1. Add S to the queue:    Queue = [S]
2. Expand S:                    Queue = [G: g(G)=10, B: g(B)=20]
3. Expand G:                   Goal!
So the path we found s->G is not the optimal path.

• A*: For only positive costs, A* search is guaranteed to find the optimal solution if there is one. For negative costs, this is not true. Consider the following case,

TREE 2

S
10 / \ -10
h=0  G   B0  h=10
| -10
B1  h=10
| -10
B2  h=10
| -10
B3  h=10
... (the branch continues like this infinitely without reaching G)

Notice that h should be an underestimate and Bn is an infinite path not leading to G.
From start state S, we would go over the process below:
1. Add S to the queue:    Queue = [S]
2. Expand S:                    Queue = [B0: f(B0)=0, G: f(G)=10]
3. Expand B0:                  Queue = [B1: f(B1)=0, G: f(G)=10]
2. Expand B1:                  Queue = [B2: f(B2)=0, G: f(G)=10]
3. Expand B2:                  Queue = [B3: f(B3)=0, G: f(G)=10]
...
So we will go forever and never find a solution.

• Greedy Search(Best 1st Search): For only positive costs, greedy search guarantees to find a solution (not necessarily an optimal solution) if there is one. But for negative costs, from the example for A* search, we could see it might go forever and not find any solutions even if there is one available.

• Hill-climbing: Hill climbing is not guaranteed to find a solution, even if one exists. And if it finds a solution, it is not necessarily an optimal one.

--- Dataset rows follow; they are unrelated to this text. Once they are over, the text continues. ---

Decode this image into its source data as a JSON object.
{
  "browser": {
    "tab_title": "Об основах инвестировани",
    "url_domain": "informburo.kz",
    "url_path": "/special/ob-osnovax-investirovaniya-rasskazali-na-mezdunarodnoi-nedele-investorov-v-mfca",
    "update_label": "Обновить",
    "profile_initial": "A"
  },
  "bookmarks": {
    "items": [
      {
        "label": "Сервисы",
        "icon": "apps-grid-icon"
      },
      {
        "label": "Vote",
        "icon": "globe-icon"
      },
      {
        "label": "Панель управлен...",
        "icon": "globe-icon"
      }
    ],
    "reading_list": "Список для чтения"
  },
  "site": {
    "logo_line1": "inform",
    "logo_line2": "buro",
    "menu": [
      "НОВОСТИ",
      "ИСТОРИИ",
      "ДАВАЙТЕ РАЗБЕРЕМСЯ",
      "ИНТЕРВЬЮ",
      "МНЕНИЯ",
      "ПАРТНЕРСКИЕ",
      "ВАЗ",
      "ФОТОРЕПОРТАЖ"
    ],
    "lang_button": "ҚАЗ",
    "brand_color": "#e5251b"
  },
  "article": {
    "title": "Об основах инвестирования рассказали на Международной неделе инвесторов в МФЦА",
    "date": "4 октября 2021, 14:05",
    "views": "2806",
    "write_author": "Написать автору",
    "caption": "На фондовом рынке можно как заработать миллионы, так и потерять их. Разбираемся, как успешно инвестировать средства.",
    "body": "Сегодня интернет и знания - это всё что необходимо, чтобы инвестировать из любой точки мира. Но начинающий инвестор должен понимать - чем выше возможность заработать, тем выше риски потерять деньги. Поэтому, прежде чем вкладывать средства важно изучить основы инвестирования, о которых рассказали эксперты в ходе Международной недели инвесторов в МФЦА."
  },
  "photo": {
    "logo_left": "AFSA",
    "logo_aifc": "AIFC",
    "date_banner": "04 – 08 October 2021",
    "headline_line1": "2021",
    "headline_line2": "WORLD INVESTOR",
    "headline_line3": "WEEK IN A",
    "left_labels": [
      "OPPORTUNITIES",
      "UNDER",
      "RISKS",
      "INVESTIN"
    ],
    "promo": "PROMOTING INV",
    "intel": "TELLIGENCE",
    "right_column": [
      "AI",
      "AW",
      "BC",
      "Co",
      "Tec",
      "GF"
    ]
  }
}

However, allowing negative cost may make things even worse, since hill-climbing can follow a infinite path of nodes with negative values of h which doesn't converge to a goal state. This would happen for instance when applying hill-climbing to the TREE 2 above.

• Beam Search: Beam search is not guaranteed to find a solution, even if one exists. And if it finds a solution, it is not necessarily an optimal one. However, allowing negative cost may make things even worse, since beam search can select for expansion an infinite collection of nodes (m per level) with negative values of h without reaching a goal state. This would happen for instance when applying beam search with m=1 to the TREE 2 above.